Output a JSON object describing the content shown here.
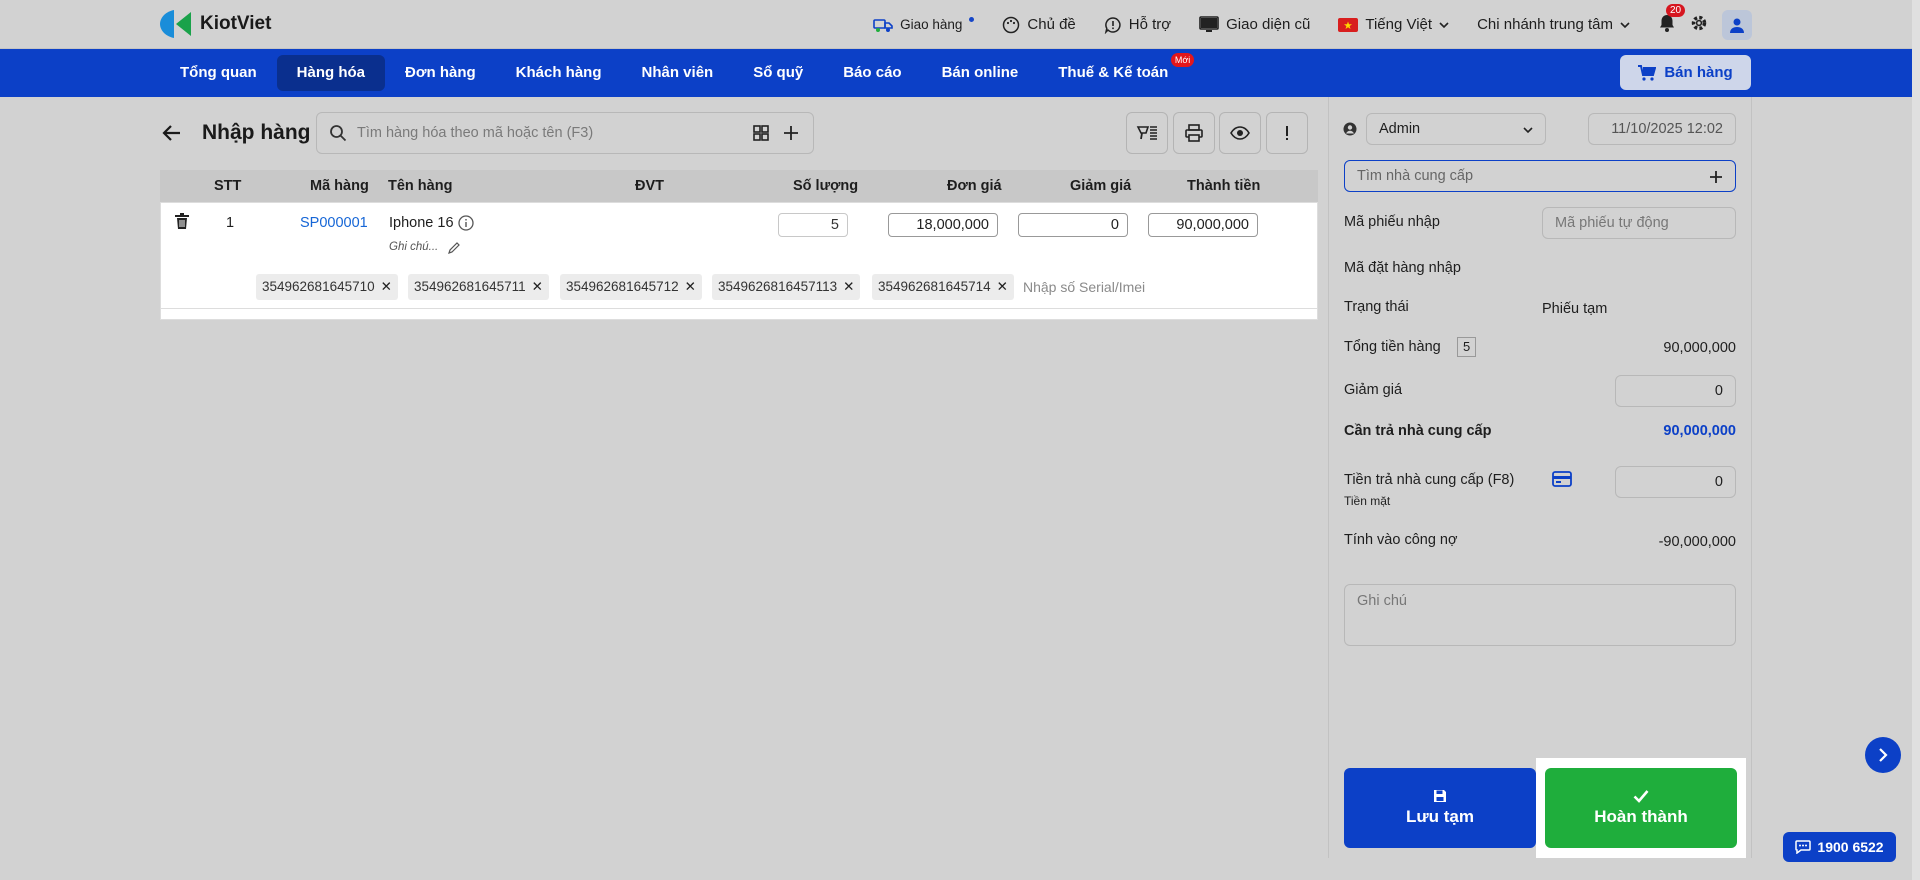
{
  "app": {
    "brand": "KiotViet"
  },
  "topbar": {
    "delivery": "Giao hàng",
    "theme": "Chủ đề",
    "support": "Hỗ trợ",
    "old_ui": "Giao diện cũ",
    "language": "Tiếng Việt",
    "branch": "Chi nhánh trung tâm",
    "notif_count": "20"
  },
  "nav": {
    "items": [
      "Tổng quan",
      "Hàng hóa",
      "Đơn hàng",
      "Khách hàng",
      "Nhân viên",
      "Sổ quỹ",
      "Báo cáo",
      "Bán online",
      "Thuế & Kế toán"
    ],
    "new_tag": "Mới",
    "sell": "Bán hàng",
    "active_index": 1
  },
  "page": {
    "title": "Nhập hàng",
    "search_placeholder": "Tìm hàng hóa theo mã hoặc tên (F3)"
  },
  "table": {
    "headers": {
      "stt": "STT",
      "code": "Mã hàng",
      "name": "Tên hàng",
      "unit": "ĐVT",
      "qty": "Số lượng",
      "price": "Đơn giá",
      "discount": "Giảm giá",
      "total": "Thành tiền"
    },
    "row": {
      "stt": "1",
      "code": "SP000001",
      "name": "Iphone 16",
      "note": "Ghi chú...",
      "qty": "5",
      "price": "18,000,000",
      "discount": "0",
      "total": "90,000,000"
    },
    "serials": [
      "354962681645710",
      "354962681645711",
      "354962681645712",
      "3549626816457113",
      "354962681645714"
    ],
    "serial_placeholder": "Nhập số Serial/Imei"
  },
  "side": {
    "user": "Admin",
    "datetime": "11/10/2025 12:02",
    "supplier_placeholder": "Tìm nhà cung cấp",
    "receipt_code_label": "Mã phiếu nhập",
    "receipt_code_placeholder": "Mã phiếu tự động",
    "order_code_label": "Mã đặt hàng nhập",
    "status_label": "Trạng thái",
    "status_value": "Phiếu tạm",
    "total_label": "Tổng tiền hàng",
    "total_qty": "5",
    "total_value": "90,000,000",
    "discount_label": "Giảm giá",
    "discount_value": "0",
    "payable_label": "Cần trả nhà cung cấp",
    "payable_value": "90,000,000",
    "paid_label": "Tiền trả nhà cung cấp (F8)",
    "paid_method": "Tiền mặt",
    "paid_value": "0",
    "debt_label": "Tính vào công nợ",
    "debt_value": "-90,000,000",
    "note_placeholder": "Ghi chú",
    "save_draft": "Lưu tạm",
    "complete": "Hoàn thành"
  },
  "hotline": "1900 6522",
  "colors": {
    "primary": "#0c40c7",
    "success": "#1fae3c",
    "link": "#1666d6"
  }
}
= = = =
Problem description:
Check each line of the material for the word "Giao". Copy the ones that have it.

Exercise output:
    "delivery": "Giao hàng",
    "old_ui": "Giao diện cũ",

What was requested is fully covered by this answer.